In many classrooms, when it comes to listening practice, teachers play the listening track, get students to answer questions about details or gist, then move right on to the next section of the coursebook. However, I recommend giving students additional practice to improve their listening skills. Several research studies on teaching listening (see, e.g., Brown, 2011, pp. 25–27) have indicated that repeating the listening input is one of the best ways of increasing listening comprehension.
These 10 activities are short and easy to set up. They’re ideal for helping students review a listening track from earlier in the lesson or from a previous week.
1. Find the Changes
Write up eight sentences that appear in the listening track on the board. Change four of the sentences by adding, deleting, or changing words, while keeping all the sentences grammatically correct. Tell the class to read over the sentences on the board, and listen. If they hear anything different, they should go to the board and change it to match the listening.
2. Stand Up for Your Word
Choose 10 to 15 words that appear in your listening track. Give each student a slip of paper with a word on it (if you have more students than slips of paper, you can make duplicates of some words). Tell students to listen carefully for their word and stand up each time they hear it.
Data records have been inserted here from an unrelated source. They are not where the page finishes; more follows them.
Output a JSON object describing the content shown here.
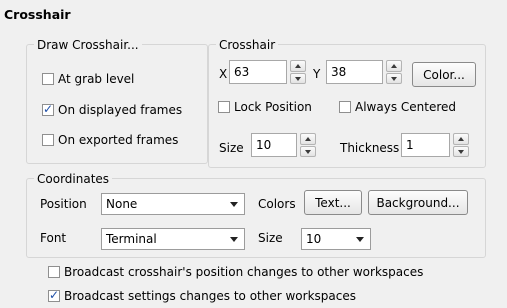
{
  "title": "Crosshair",
  "draw_crosshair": {
    "legend": "Draw Crosshair...",
    "at_grab_level": {
      "label": "At grab level",
      "checked": false
    },
    "on_displayed_frames": {
      "label": "On displayed frames",
      "checked": true
    },
    "on_exported_frames": {
      "label": "On exported frames",
      "checked": false
    }
  },
  "crosshair": {
    "legend": "Crosshair",
    "x_label": "X",
    "x_value": "63",
    "y_label": "Y",
    "y_value": "38",
    "color_button": "Color...",
    "lock_position": {
      "label": "Lock Position",
      "checked": false
    },
    "always_centered": {
      "label": "Always Centered",
      "checked": false
    },
    "size_label": "Size",
    "size_value": "10",
    "thickness_label": "Thickness",
    "thickness_value": "1"
  },
  "coordinates": {
    "legend": "Coordinates",
    "position_label": "Position",
    "position_value": "None",
    "colors_label": "Colors",
    "text_button": "Text...",
    "background_button": "Background...",
    "font_label": "Font",
    "font_value": "Terminal",
    "size_label": "Size",
    "size_value": "10"
  },
  "broadcast_position": {
    "label": "Broadcast crosshair's position changes to other workspaces",
    "checked": false
  },
  "broadcast_settings": {
    "label": "Broadcast settings changes to other workspaces",
    "checked": true
  }
}
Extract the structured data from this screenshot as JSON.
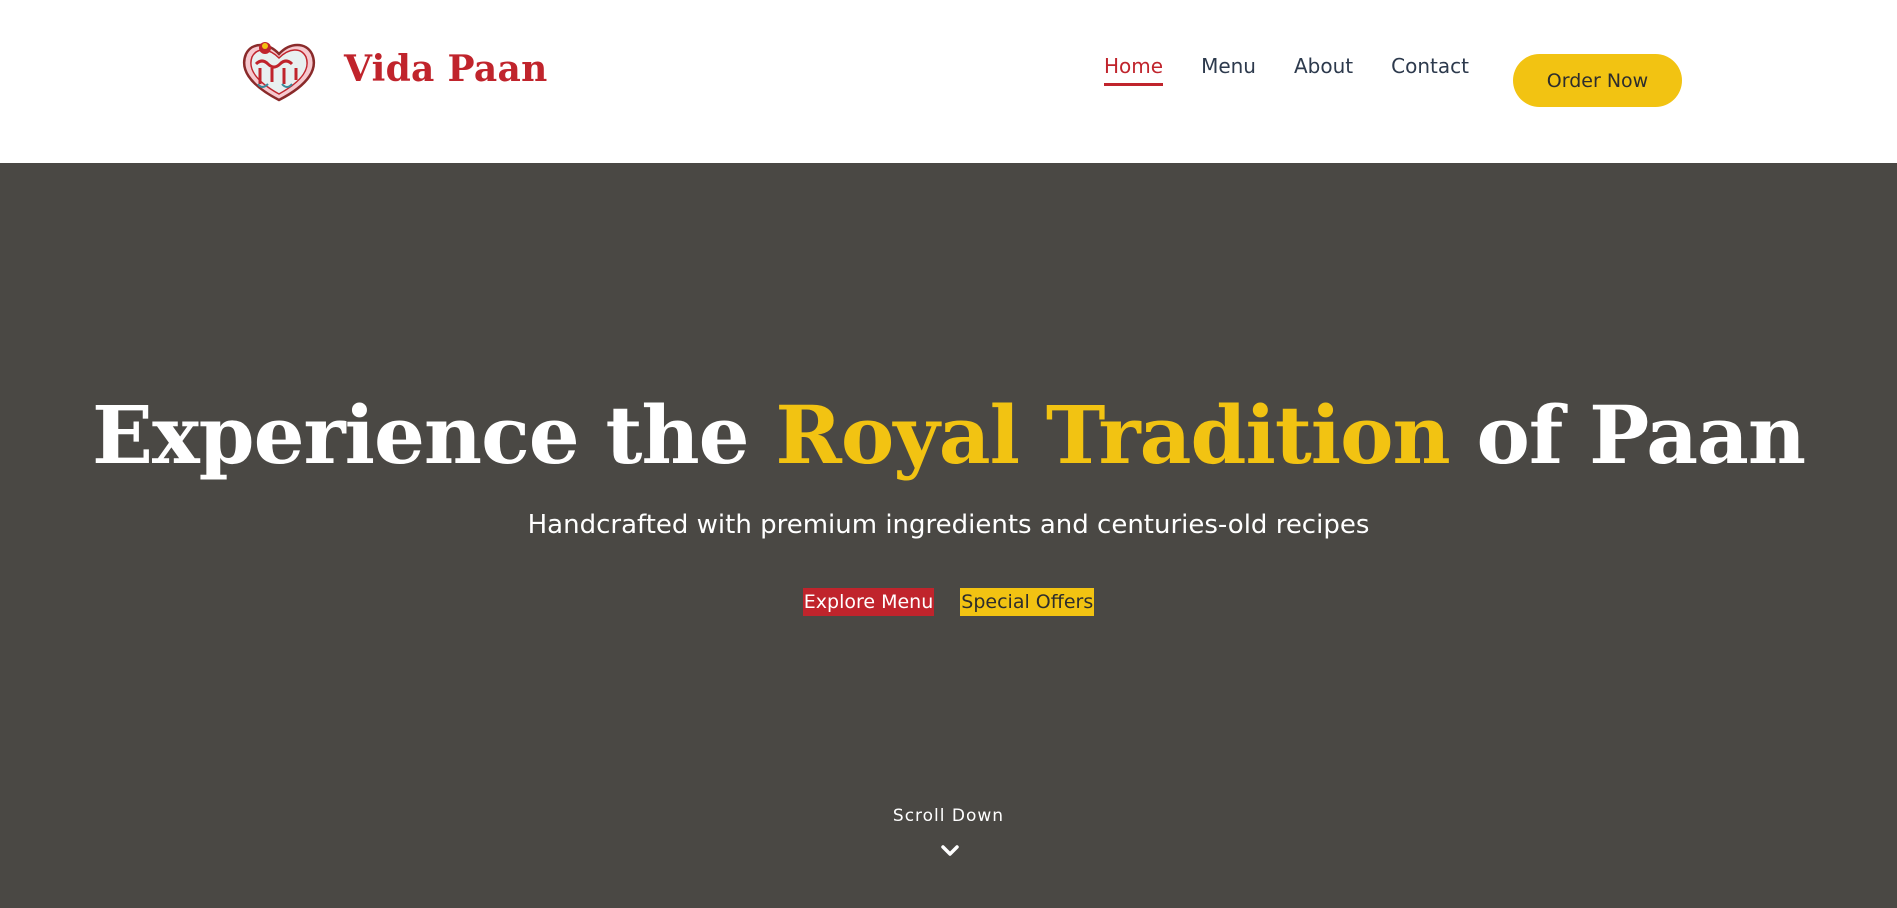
{
  "brand": {
    "name": "Vida Paan",
    "logo_icon": "paan-heart-logo-icon",
    "color": "#c0242c"
  },
  "nav": {
    "items": [
      {
        "label": "Home",
        "active": true
      },
      {
        "label": "Menu",
        "active": false
      },
      {
        "label": "About",
        "active": false
      },
      {
        "label": "Contact",
        "active": false
      }
    ],
    "cta_label": "Order Now"
  },
  "hero": {
    "title_part1": "Experience the ",
    "title_accent": "Royal Tradition",
    "title_part2": " of Paan",
    "subtitle": "Handcrafted with premium ingredients and centuries-old recipes",
    "primary_button": "Explore Menu",
    "secondary_button": "Special Offers",
    "scroll_label": "Scroll Down",
    "scroll_icon": "chevron-down-icon"
  },
  "colors": {
    "accent_red": "#c0242c",
    "accent_yellow": "#f2c312",
    "hero_bg": "#4a4844",
    "nav_text": "#2d3a4d"
  }
}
3. What Was That?
Play the listening track for the students, but stop it periodically. Pause and ask students “What did you hear?” If you have a very quiet class, call on individual students to tell you the last two or three words they heard. Repeat several times.
4. What Comes Next?
Play the listening track for the students, but stop near the beginning or middle of each sentence. Pause and ask students “What words come next?” Then continue the track to confirm their guesses. Repeat several times.
5. Any Questions?
Stop at the end of the first sentence. Call on a student to repeat the sentence and make a question about it. For example, if the first sentence is “Sorry, I’m late,” the student might ask “Why was she late?” or “Is she always late?” Repeat with each sentence, each time calling on a different student.
6. On The Board
Tell the class that as you play the listening track, you are going to hand out markers. If they receive a marker, they need to go to the board and write down a word or phrase that they hear in the listening. Tell them that they can’t write anything down that another student writes. You can increase the difficulty by limiting students to writing something specific you’ve been studying in class: only verbs, only pronouns, only past tense phrases, and so on.
7. In Other Words
Write 10 words on the board that have a similar meaning to words that appear in the listening track. Tell students to listen for words that mean the same thing as the words on the board, and go write them next to their “twin” when they hear them.
8. Listen and Repeat With Changes
Play the listening track, sentence by sentence. Ask students to repeat the sentences out loud, but change one word each time. Occasionally ask a student how he or she changed the sentence.
9. Walk and Talk
Tell the students to listen carefully and try to remember as much as possible. After the listening track has ended, tell students to walk around the classroom in pairs, and tell their partner everything they remember from the listening.
10. A Cinematic Experience
Encourage students to put their heads on their desks and close their eyes. Turn off the lights and tell the class to imagine the track as a Hollywood movie as they listen.
Most of these activities involve student interaction, oral responses, and movement, but nearly all of them can be altered into writing activities as well. Additionally, rather than having students listen for or change random words in the listening track, try having them listen for vocabulary, structures, or other aspects of language that you’ve been studying.
Brown, S. (2011). Listening myths. Ann Arbor, MI: University of Michigan Press.
Hall Houston teaches undergraduate students at Kainan University in Taoyuan, Taiwan. He is the author of several books and articles about ELT.